March 31, 2006 @ 12:00 am EST

Rudy Fusco, President of Mr. Parking Lot, made a presentation this morning about Bio-Diesel. Bio-disel has been around for a long time. When Otto Diesel invented the compression ignition engine he planned on using a vegetable derived oil.

With the advent of abundant and relatively inexpensive petroleum based oil, we abandoned the concept of “growing” our oil in favor of drilling our oil.

Today we have to rethink our approach to fueling our economy, and Mr. Fusco was very effective in making that case. We are faced with not only the questions of cost and availability of petroleum based oils, but of the consequences of the continued burning of these fuels. As we address the problems of air pollution we find that the petroleum based products are far more detrimental to our health than vegetable based oils. Bio fuels also have a lesser effect on the problem of global warming

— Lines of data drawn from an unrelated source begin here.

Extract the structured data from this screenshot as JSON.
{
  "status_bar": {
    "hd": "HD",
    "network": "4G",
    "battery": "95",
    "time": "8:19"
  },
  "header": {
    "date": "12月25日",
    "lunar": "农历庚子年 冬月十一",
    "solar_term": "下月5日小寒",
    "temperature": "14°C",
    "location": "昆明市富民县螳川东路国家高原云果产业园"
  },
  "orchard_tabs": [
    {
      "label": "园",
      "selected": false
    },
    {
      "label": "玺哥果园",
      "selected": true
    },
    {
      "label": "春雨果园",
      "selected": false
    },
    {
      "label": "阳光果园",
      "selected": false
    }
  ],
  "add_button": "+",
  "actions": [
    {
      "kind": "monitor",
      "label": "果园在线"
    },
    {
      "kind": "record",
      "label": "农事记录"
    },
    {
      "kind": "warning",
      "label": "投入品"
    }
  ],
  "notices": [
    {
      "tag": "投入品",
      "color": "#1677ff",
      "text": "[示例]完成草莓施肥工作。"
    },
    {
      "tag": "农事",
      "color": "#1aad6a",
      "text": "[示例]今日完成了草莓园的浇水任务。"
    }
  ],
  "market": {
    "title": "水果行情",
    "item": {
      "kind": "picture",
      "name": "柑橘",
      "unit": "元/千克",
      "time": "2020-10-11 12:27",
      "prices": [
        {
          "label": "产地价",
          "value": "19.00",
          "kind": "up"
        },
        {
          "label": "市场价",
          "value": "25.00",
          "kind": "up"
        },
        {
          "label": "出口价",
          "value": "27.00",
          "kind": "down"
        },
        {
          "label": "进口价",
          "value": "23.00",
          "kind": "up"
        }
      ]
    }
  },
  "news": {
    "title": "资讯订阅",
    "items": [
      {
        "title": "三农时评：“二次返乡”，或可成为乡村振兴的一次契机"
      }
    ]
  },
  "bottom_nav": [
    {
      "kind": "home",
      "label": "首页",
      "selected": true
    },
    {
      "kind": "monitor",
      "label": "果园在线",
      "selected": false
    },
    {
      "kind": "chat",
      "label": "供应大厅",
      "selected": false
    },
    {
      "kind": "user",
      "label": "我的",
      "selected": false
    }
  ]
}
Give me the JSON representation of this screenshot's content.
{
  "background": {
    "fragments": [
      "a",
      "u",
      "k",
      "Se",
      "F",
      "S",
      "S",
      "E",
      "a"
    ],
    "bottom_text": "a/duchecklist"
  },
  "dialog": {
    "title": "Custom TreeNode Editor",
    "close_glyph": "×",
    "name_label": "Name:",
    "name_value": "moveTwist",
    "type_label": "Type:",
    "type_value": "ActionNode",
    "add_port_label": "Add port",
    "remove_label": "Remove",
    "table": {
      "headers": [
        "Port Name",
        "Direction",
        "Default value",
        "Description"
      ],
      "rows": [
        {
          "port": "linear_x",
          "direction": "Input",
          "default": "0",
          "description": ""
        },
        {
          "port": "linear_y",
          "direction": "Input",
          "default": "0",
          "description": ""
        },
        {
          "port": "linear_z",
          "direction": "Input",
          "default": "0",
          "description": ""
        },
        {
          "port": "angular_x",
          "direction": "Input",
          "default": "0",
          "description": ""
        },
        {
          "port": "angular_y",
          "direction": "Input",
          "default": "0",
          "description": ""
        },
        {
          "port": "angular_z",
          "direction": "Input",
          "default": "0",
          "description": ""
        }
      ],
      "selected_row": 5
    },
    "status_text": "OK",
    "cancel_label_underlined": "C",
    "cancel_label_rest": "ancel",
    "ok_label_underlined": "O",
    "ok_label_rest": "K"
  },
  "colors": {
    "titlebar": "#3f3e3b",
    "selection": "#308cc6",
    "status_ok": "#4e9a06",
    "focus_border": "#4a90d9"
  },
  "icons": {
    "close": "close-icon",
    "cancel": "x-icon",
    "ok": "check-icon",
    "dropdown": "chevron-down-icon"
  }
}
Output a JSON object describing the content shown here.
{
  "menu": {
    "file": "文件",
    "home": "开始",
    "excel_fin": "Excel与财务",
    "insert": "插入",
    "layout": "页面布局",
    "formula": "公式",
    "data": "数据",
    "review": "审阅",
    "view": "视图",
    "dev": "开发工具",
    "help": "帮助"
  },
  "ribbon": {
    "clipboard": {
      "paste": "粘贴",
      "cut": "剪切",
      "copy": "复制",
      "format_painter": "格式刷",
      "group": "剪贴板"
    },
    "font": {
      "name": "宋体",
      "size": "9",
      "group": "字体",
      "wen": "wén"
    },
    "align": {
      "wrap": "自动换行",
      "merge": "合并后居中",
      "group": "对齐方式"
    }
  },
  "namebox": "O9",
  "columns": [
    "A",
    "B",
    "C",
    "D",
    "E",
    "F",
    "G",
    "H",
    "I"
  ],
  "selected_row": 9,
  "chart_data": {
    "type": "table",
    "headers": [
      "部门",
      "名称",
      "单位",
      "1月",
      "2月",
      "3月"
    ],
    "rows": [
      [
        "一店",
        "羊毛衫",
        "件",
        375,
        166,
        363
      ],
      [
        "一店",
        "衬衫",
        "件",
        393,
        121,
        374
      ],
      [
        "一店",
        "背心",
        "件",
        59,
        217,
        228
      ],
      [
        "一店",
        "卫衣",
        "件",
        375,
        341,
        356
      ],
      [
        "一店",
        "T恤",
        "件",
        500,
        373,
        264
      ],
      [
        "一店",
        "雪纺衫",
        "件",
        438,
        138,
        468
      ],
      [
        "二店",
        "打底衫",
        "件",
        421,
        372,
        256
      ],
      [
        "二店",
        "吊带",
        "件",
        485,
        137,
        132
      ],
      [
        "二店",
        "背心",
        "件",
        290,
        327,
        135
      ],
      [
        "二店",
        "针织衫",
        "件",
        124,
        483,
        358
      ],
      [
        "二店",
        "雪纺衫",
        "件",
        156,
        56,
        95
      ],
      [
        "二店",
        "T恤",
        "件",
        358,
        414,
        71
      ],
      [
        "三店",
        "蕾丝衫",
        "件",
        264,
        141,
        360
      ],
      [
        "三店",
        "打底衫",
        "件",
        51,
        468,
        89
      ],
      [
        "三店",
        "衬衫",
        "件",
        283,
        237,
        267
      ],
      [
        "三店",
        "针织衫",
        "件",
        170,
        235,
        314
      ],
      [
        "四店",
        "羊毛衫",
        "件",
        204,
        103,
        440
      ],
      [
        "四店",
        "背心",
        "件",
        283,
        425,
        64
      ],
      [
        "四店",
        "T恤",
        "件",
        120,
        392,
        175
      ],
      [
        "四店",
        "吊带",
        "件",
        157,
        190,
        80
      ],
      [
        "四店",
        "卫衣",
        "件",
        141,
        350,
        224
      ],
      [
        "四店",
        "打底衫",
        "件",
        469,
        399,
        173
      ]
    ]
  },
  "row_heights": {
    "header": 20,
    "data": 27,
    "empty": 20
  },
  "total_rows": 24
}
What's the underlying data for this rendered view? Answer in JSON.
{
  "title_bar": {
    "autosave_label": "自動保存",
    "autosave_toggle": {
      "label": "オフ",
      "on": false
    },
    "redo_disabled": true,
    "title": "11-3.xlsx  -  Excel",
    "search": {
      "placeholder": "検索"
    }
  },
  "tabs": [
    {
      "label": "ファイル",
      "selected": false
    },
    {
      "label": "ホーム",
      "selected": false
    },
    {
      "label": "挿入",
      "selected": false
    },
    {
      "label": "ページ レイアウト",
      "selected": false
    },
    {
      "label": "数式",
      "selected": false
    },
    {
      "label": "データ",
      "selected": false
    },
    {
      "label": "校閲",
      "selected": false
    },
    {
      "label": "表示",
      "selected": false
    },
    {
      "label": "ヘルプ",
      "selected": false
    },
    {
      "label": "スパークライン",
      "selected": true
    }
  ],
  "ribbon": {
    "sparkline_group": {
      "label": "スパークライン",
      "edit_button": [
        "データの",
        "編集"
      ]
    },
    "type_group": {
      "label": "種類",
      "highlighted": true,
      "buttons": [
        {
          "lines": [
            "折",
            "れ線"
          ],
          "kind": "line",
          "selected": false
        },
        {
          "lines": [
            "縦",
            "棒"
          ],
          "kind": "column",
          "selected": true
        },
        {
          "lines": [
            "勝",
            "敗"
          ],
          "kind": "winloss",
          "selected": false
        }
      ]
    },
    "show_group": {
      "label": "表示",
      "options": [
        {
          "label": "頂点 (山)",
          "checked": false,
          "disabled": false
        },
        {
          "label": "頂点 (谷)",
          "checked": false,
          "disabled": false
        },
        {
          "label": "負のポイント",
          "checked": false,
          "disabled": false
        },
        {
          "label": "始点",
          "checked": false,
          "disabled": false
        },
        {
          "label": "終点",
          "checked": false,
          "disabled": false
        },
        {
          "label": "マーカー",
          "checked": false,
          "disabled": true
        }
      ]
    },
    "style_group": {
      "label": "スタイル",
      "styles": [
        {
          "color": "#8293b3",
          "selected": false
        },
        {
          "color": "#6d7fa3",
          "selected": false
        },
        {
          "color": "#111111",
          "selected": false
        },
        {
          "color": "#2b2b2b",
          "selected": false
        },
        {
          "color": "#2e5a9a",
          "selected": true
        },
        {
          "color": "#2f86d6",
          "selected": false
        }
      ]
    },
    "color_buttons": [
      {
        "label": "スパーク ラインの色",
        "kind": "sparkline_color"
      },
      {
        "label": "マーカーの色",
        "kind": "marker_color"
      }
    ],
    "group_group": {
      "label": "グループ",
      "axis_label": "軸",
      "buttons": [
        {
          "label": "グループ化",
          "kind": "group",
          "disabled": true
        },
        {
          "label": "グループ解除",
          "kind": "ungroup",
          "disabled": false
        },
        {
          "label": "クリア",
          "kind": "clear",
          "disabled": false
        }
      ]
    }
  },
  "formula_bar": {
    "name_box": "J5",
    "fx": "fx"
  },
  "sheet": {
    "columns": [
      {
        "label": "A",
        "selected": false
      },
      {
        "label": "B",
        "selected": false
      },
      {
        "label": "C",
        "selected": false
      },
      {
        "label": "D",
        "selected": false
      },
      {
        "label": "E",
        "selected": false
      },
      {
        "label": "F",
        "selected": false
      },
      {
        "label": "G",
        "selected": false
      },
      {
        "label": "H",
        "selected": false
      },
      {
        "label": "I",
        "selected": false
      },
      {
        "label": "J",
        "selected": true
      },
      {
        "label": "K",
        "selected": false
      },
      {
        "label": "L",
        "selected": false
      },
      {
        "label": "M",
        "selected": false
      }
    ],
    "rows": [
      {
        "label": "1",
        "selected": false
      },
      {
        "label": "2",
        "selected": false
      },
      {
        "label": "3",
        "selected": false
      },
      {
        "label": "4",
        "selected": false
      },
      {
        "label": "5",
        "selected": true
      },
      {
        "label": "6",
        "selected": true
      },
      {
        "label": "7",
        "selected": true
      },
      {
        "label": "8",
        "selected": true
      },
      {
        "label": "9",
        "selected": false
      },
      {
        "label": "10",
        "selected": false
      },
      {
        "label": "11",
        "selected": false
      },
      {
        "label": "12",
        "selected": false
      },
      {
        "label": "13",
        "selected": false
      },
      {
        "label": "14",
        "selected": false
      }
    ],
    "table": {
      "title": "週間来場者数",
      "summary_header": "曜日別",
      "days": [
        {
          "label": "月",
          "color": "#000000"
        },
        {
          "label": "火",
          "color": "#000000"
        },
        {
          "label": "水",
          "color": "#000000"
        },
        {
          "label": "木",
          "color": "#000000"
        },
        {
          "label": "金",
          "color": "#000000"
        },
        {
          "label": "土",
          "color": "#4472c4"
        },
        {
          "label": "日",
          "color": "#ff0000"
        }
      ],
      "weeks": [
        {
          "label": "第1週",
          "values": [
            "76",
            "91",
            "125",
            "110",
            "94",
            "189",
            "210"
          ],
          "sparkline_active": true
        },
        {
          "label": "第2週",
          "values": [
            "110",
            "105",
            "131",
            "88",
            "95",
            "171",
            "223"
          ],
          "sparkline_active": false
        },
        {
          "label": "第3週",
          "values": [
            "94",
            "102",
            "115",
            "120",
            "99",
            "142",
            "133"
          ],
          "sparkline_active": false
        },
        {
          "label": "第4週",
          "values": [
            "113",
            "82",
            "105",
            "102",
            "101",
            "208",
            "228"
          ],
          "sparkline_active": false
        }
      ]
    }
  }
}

But one could legitimately ask, why would the effect on global warming be different than burning petroleum? The answer was made clear in Rudy’s presentation. Bio fuels release carbon dioxide when they burn just like any other carbon based fuel, but bio fuels absorb carbon dioxide when they are grown. The net effect is that there is no net increase of CO2 when Bio fuels are used.

We considered the element of cost. The cost of bio-diesel is competitive only because it is subsidized. However petroleum is also subsidized by tax policy. But it is also subsidized by the military protection of the sources of oil that we provide through the use of our military. And, that subsidy is enjoyed by the entire world. Europe, China, India, Japan and every other industrial nation is aided by our costly military that serves to protect oil production.  As Mr. Fusco pointed out it, takes one unit of energy to produce 3.2 units of bio diesel. The closing thought on cost was that, when the industry matures $1/gallon could be acheived without subsidy.

Mr. Fusco pointed out that Brazil, back in the early 70’s, embarked on a bio-diesel program and an ethanol program that has taken that country out of the grip of the international oil trade. Today Brazil produces most of it’s fuel from home grown sugar cane, and all of the money that is spent remains within the territory of Brazil, further enhancing that economy.

We also discussed the ability to use these new fuels in the engines we have in use today. Some modifications may be needed, but most engines can already handle a blend of bio and petrol fuels without modification.. And as Rudy pointed out the infrastructure for transporting these fuels are exactly the same. The implication here is that the introduction of these fuels need not be a long drawn out process. 

The audience that attended was well versed in the topic, making the discussion quite lively. Andria Adler program Coordinator of “Clean Cities” .. Harry Davitian of Entek Powers Systems, Technical writer, Frances Whittelsey, and Alan Binder of VisionFuels were among the people contributing to the conversation.

Thank you Rudy Fusco, and the audience that added measurably to the discussion.

Details

Date:
March 31, 2006
Time:
12:00 am EST